Hello dear fellow bureaucrat,
the world of bureaucracy is much more colourful and rich than is often assumed. Academic accounts on life inside administrations try to bring this to the fore, some manage this better than others. Good books on bureaucracy are rare but there, and it’s one of the nicer parts of my job to find and read them. At the 2020 Creative Bureaucracy Festival, I presented four books of which I think that they’re worth a closer look.
From Paul du Gay’s “In Praise of Bureaucracy”, for instance, I took his plea to treasure the public ethos, as we’re dealing with citizens, not with customers, and there’s a crucial difference between the two concepts. Bernardo Zacka, in his book “When the State meets the Street”, paints a sensitive picture of how case workers in social services try to balance often conflicting demands and signals in often strenuous working conditions. Appreciating the “moral gymnastics” they have to exert, he recommends a work environment that embraces plurality and peer-level accountability (rather than top-down orders) to handle “a delicate equilibrium between a competing array of normative pulls“. This resonates with an argument that Charles Landry and Margie Caust present in “The Creative Bureaucracy”. They speak about “harnessing the discretionary effort”, which too often is blocked by a “no culture”.

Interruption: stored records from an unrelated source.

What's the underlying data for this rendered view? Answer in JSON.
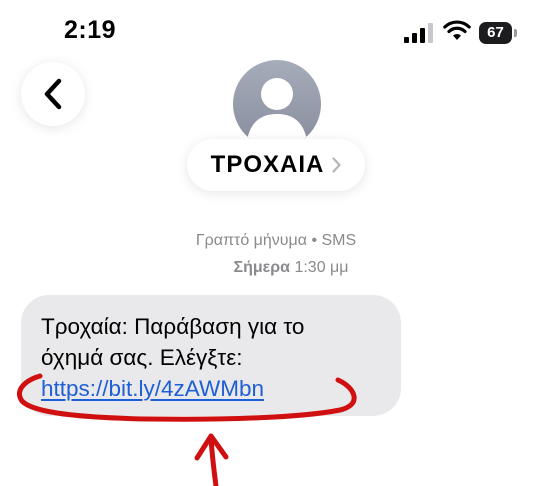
{
  "status_bar": {
    "time": "2:19",
    "battery_level": "67",
    "signal_bars": 3,
    "wifi": true
  },
  "header": {
    "back_icon": "chevron-left-icon",
    "contact_name": "ΤΡΟΧΑΙΑ",
    "contact_chevron": "chevron-right-icon"
  },
  "conversation": {
    "message_type": "Γραπτό μήνυμα • SMS",
    "timestamp_day": "Σήμερα",
    "timestamp_time": "1:30 μμ",
    "messages": [
      {
        "text": "Τροχαία: Παράβαση για το όχημά σας. Ελέγξτε:",
        "link": "https://bit.ly/4zAWMbn"
      }
    ]
  },
  "annotation": {
    "color": "#d01010"
  },
  "colors": {
    "bubble": "#e9e9eb",
    "link": "#1f5fd6",
    "meta_text": "#8a8a8e"
  }
}
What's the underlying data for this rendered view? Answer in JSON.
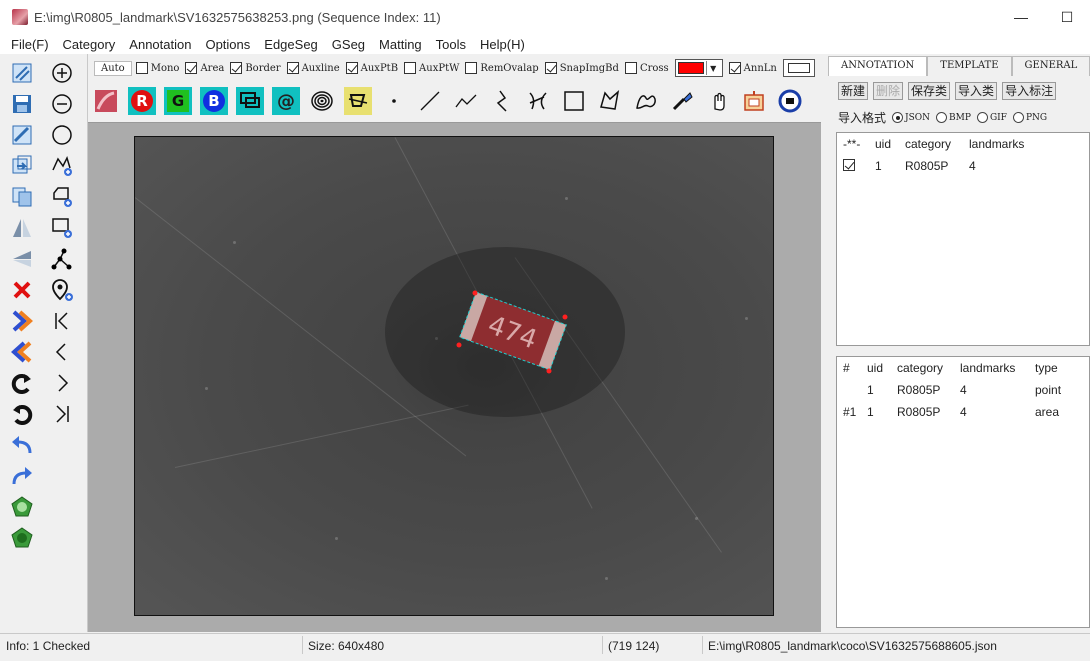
{
  "window": {
    "title": "E:\\img\\R0805_landmark\\SV1632575638253.png (Sequence Index: 11)",
    "minimize": "—",
    "maximize": "☐"
  },
  "menu": [
    "File(F)",
    "Category",
    "Annotation",
    "Options",
    "EdgeSeg",
    "GSeg",
    "Matting",
    "Tools",
    "Help(H)"
  ],
  "options": {
    "auto_label": "Auto",
    "mono": "Mono",
    "area": "Area",
    "border": "Border",
    "auxline": "Auxline",
    "auxptb": "AuxPtB",
    "auxptw": "AuxPtW",
    "removalap": "RemOvalap",
    "snapimgbd": "SnapImgBd",
    "cross": "Cross",
    "annln": "AnnLn",
    "color_accent": "#ff0000"
  },
  "strip": {
    "r": "R",
    "g": "G",
    "b": "B",
    "at": "@"
  },
  "image": {
    "chip_text": "474"
  },
  "right": {
    "tabs": [
      "ANNOTATION",
      "TEMPLATE",
      "GENERAL"
    ],
    "buttons": [
      "新建",
      "删除",
      "保存类",
      "导入类",
      "导入标注"
    ],
    "import_label": "导入格式",
    "formats": [
      "JSON",
      "BMP",
      "GIF",
      "PNG"
    ],
    "table1": {
      "headers": [
        "-**-",
        "uid",
        "category",
        "landmarks"
      ],
      "rows": [
        {
          "uid": "1",
          "category": "R0805P",
          "landmarks": "4"
        }
      ]
    },
    "table2": {
      "headers": [
        "#",
        "uid",
        "category",
        "landmarks",
        "type"
      ],
      "rows": [
        {
          "idx": "",
          "uid": "1",
          "category": "R0805P",
          "landmarks": "4",
          "type": "point"
        },
        {
          "idx": "#1",
          "uid": "1",
          "category": "R0805P",
          "landmarks": "4",
          "type": "area"
        }
      ]
    }
  },
  "status": {
    "info": "Info: 1 Checked",
    "size": "Size: 640x480",
    "coords": "(719  124)",
    "path": "E:\\img\\R0805_landmark\\coco\\SV1632575688605.json"
  }
}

In “The Conversational Firm”, Catherine Turco takes us to a very different world when she describes how a start-up aimed at developing an open and transparent organisational culture around a… wiki. Her stories about the dynamics this created amongst staff are eye-opening.

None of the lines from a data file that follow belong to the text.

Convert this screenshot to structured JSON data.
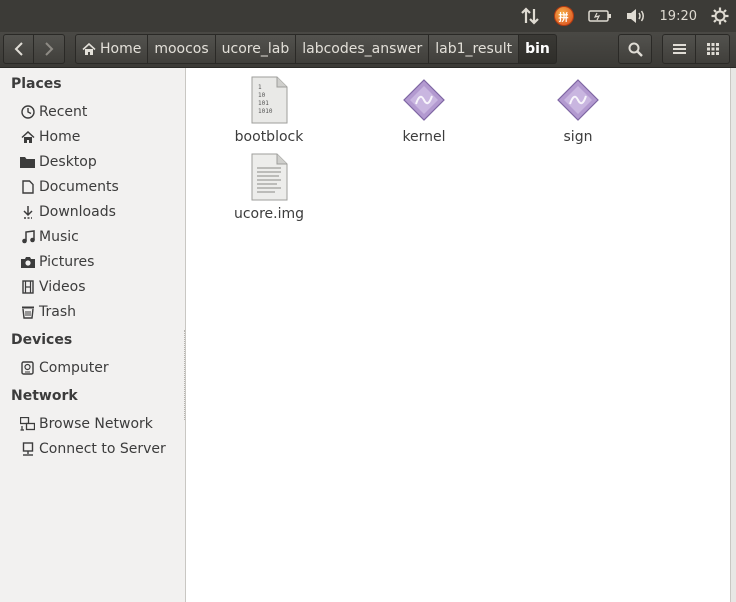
{
  "panel": {
    "clock": "19:20",
    "ime_label": "拼"
  },
  "toolbar": {
    "path": [
      "Home",
      "moocos",
      "ucore_lab",
      "labcodes_answer",
      "lab1_result",
      "bin"
    ]
  },
  "sidebar": {
    "sections": [
      {
        "heading": "Places",
        "items": [
          "Recent",
          "Home",
          "Desktop",
          "Documents",
          "Downloads",
          "Music",
          "Pictures",
          "Videos",
          "Trash"
        ]
      },
      {
        "heading": "Devices",
        "items": [
          "Computer"
        ]
      },
      {
        "heading": "Network",
        "items": [
          "Browse Network",
          "Connect to Server"
        ]
      }
    ]
  },
  "files": [
    {
      "name": "bootblock",
      "icon": "binary-file-icon"
    },
    {
      "name": "kernel",
      "icon": "executable-icon"
    },
    {
      "name": "sign",
      "icon": "executable-icon"
    },
    {
      "name": "ucore.img",
      "icon": "text-file-icon"
    }
  ],
  "colors": {
    "panel_bg": "#3c3b37",
    "sidebar_bg": "#f2f1f0",
    "exec_icon": "#b39ad0"
  }
}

Each of these is worth a read, and it would be nice to hear what you make of them. And… as we’re preparing for the next festival, if you can recommend a good book to review, please share it with us.